▸ Working data
*** Begin section ***

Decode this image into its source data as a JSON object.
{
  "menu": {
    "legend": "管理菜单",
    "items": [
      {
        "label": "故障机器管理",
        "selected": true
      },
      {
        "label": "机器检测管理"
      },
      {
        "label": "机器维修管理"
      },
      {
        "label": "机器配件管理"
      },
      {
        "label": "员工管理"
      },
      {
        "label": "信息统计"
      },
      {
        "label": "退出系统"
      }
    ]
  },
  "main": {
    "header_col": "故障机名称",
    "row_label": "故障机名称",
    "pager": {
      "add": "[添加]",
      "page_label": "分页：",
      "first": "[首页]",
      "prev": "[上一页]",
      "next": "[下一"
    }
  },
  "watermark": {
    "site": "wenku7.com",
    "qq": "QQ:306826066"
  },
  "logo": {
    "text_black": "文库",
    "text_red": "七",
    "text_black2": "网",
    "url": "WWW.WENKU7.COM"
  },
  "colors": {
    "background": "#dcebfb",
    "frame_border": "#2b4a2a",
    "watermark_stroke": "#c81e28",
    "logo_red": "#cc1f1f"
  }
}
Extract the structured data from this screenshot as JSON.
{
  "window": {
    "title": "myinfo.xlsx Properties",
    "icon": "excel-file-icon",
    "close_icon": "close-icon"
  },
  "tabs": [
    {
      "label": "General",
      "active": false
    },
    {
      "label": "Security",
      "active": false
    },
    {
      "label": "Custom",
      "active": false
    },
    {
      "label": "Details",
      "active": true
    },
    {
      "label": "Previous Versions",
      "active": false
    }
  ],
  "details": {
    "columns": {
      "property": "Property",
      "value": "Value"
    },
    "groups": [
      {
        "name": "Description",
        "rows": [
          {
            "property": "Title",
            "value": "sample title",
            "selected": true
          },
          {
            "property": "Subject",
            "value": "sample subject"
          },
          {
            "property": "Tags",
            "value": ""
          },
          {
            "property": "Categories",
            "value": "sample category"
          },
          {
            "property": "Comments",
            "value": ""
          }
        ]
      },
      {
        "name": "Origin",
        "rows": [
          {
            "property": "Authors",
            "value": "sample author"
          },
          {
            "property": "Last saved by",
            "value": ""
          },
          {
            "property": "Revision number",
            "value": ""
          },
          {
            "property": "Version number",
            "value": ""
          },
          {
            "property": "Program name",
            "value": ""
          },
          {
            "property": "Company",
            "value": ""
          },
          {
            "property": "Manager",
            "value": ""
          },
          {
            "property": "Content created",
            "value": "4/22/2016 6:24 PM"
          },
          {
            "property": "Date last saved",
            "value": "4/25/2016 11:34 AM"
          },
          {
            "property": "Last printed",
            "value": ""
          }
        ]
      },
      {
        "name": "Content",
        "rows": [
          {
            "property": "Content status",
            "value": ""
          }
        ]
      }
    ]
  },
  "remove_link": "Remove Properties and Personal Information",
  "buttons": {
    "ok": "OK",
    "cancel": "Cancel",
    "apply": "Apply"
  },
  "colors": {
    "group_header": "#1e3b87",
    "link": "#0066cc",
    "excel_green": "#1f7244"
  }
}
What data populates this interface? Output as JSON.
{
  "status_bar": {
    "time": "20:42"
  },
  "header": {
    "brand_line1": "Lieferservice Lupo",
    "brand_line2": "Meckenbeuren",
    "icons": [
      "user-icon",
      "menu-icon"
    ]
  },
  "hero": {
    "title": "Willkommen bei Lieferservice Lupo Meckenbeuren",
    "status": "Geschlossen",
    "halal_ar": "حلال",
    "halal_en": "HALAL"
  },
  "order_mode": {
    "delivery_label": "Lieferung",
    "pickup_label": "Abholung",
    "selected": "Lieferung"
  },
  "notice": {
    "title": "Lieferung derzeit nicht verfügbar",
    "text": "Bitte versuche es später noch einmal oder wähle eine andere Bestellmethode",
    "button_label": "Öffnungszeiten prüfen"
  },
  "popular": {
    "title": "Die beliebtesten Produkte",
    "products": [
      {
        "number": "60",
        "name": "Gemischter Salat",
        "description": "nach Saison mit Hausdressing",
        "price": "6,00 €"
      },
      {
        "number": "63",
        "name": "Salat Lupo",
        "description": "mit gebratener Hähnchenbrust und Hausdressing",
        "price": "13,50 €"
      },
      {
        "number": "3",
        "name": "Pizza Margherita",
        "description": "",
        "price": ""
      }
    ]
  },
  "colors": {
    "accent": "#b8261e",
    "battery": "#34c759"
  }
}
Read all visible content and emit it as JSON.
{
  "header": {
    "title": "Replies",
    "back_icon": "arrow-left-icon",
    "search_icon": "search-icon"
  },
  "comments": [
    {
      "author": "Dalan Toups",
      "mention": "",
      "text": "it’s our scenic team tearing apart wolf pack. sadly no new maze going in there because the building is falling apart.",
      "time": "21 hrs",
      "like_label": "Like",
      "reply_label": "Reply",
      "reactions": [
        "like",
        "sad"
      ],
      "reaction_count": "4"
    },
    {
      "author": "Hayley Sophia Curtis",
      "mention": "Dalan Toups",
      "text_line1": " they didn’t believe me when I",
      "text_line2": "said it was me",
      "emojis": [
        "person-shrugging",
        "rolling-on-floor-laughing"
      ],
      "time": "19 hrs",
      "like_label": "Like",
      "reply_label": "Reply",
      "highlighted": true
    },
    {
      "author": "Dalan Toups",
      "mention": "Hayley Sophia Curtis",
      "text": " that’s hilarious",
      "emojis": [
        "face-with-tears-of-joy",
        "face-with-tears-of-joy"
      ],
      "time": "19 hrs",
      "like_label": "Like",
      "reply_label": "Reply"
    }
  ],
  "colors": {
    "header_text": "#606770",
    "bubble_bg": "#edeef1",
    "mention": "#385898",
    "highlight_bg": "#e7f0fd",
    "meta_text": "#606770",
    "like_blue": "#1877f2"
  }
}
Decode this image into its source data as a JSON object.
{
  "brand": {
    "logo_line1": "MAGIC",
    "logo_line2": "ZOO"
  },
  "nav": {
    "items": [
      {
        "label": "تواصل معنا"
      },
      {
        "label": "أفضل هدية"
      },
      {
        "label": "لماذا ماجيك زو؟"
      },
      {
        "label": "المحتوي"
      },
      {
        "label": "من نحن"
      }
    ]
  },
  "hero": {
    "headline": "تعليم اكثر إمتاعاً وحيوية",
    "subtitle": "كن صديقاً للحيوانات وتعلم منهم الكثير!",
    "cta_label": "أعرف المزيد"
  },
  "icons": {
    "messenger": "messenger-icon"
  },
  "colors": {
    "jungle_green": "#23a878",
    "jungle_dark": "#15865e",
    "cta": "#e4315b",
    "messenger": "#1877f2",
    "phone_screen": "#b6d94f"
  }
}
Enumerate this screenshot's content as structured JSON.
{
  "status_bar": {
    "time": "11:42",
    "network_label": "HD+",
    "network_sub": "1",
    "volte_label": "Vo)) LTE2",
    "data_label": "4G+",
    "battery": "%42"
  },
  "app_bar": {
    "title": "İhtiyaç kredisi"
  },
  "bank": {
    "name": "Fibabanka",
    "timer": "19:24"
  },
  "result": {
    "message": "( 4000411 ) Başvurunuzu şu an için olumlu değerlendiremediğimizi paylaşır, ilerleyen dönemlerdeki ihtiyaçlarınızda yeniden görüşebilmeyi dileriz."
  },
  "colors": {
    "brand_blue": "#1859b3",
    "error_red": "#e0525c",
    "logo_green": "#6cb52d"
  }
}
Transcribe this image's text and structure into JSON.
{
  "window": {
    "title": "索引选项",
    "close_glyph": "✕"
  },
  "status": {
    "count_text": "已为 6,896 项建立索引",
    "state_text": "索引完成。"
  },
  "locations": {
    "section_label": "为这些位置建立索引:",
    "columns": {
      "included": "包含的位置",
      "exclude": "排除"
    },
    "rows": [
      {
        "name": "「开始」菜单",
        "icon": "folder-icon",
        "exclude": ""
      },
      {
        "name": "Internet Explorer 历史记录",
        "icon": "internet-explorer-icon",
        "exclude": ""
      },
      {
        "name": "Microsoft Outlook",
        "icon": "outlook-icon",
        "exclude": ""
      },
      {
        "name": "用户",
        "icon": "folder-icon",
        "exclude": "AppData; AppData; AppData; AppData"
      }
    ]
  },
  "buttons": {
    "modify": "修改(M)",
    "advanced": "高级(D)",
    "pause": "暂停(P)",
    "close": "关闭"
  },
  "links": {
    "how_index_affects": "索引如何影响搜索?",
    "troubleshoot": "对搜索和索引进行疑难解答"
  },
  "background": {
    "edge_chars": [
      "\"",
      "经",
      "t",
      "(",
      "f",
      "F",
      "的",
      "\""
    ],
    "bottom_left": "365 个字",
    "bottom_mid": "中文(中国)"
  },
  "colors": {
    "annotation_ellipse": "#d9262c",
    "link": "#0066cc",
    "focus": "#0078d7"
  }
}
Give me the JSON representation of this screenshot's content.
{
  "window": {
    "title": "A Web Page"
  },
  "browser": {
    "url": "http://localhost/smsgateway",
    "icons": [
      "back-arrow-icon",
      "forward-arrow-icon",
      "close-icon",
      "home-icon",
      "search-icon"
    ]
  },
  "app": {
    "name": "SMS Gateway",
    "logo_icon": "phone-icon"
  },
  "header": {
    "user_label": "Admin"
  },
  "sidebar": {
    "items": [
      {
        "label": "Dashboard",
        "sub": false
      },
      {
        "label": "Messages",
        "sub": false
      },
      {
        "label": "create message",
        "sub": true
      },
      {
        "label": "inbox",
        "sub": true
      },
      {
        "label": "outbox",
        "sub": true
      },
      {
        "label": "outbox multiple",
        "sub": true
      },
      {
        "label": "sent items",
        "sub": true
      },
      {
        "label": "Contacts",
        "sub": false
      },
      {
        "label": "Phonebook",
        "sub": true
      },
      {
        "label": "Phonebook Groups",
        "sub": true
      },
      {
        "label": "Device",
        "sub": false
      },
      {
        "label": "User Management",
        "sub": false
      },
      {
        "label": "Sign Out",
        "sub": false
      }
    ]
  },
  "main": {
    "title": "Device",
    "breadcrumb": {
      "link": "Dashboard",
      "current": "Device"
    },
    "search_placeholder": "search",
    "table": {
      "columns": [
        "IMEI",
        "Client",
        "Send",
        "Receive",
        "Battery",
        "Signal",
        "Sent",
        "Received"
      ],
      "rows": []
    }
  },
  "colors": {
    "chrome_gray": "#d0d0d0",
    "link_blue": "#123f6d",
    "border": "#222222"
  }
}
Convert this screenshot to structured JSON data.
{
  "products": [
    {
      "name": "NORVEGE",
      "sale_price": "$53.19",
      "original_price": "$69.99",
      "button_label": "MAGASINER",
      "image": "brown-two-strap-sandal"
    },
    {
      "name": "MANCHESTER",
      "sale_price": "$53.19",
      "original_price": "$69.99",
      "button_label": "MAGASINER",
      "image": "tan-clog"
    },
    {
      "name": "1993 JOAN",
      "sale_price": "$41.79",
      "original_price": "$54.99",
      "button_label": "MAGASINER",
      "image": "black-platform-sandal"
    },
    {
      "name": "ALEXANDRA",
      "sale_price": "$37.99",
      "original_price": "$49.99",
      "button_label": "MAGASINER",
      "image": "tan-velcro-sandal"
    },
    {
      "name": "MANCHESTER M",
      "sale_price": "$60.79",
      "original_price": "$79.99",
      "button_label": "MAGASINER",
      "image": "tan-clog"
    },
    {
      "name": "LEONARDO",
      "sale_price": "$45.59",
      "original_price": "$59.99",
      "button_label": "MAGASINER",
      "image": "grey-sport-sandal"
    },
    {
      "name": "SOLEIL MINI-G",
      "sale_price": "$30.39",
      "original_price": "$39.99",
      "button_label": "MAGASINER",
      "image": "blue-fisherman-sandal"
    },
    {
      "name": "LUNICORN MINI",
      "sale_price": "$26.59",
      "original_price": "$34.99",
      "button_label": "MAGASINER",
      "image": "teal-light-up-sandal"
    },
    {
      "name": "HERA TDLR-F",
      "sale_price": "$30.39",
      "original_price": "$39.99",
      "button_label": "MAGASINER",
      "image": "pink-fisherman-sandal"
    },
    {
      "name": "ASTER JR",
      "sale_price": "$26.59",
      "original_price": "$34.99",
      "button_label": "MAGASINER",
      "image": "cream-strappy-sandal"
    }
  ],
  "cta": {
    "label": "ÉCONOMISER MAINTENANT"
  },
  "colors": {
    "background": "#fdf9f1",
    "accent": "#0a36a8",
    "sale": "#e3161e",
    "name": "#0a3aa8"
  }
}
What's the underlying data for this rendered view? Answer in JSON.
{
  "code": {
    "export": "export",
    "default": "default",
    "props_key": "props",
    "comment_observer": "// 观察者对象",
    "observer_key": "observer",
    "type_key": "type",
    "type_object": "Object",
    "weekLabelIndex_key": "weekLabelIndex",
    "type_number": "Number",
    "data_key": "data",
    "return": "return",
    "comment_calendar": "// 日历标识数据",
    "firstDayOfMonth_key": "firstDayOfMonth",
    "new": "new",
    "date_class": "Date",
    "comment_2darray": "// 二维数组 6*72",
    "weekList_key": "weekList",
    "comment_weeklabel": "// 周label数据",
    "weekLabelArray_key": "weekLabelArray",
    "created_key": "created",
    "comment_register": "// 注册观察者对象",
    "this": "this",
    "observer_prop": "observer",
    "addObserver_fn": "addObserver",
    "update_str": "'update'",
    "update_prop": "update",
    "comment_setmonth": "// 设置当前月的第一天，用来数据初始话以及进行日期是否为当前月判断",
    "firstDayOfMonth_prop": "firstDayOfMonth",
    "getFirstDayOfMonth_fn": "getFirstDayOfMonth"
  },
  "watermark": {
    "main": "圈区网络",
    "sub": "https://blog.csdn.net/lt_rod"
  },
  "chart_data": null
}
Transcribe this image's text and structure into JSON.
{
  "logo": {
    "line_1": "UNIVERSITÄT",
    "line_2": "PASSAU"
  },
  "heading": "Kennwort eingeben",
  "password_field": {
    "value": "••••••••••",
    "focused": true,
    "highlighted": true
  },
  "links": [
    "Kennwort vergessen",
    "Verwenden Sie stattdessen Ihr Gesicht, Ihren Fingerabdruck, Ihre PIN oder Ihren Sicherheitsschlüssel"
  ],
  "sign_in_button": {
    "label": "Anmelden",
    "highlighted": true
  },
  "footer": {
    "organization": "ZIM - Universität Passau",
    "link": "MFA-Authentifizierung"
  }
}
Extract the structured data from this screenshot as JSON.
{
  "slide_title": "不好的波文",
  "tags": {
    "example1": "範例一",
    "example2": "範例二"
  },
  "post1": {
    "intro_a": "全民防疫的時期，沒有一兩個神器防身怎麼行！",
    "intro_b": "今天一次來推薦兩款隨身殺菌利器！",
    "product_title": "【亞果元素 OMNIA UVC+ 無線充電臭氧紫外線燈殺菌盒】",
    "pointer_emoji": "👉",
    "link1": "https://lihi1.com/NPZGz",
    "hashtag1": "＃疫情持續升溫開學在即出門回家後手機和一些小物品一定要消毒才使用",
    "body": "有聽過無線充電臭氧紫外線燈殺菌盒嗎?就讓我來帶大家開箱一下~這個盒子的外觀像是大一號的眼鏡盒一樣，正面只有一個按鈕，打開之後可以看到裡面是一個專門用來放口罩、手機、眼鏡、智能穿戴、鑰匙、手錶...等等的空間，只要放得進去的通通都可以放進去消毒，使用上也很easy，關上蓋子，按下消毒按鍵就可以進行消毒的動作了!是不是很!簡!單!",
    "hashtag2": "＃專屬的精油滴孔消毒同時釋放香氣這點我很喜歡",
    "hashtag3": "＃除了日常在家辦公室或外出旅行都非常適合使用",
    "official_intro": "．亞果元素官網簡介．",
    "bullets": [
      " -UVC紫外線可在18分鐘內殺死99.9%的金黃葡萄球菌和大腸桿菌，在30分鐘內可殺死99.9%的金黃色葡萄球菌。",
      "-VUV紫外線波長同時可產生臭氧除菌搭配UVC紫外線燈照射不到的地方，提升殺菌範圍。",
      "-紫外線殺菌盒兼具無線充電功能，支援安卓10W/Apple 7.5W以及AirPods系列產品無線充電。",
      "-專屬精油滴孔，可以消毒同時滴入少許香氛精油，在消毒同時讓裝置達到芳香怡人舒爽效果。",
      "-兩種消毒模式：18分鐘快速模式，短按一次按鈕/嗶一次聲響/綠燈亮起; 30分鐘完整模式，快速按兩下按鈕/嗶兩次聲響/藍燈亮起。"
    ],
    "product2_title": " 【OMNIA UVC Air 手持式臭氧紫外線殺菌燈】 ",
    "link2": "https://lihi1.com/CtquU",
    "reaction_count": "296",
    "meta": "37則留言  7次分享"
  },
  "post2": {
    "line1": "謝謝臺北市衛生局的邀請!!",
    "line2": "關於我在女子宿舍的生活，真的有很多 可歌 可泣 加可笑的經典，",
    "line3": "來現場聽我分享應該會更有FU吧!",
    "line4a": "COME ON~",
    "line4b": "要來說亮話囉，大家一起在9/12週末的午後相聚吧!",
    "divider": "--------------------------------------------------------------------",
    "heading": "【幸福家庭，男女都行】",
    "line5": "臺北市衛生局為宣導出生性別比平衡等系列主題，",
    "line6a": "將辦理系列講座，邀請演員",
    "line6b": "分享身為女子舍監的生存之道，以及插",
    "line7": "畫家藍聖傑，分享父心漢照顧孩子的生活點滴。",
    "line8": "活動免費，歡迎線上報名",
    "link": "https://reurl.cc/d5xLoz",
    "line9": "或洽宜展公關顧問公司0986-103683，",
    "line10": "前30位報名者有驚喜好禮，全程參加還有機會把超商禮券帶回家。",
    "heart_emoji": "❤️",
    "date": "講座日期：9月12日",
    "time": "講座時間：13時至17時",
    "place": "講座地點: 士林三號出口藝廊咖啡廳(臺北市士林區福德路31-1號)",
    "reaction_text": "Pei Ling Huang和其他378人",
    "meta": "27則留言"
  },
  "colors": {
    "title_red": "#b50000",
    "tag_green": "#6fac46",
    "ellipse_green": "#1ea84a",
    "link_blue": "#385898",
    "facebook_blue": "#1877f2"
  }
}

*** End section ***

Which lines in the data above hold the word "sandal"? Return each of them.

      "image": "brown-two-strap-sandal"
      "image": "black-platform-sandal"
      "image": "tan-velcro-sandal"
      "image": "grey-sport-sandal"
      "image": "blue-fisherman-sandal"
      "image": "teal-light-up-sandal"
      "image": "pink-fisherman-sandal"
      "image": "cream-strappy-sandal"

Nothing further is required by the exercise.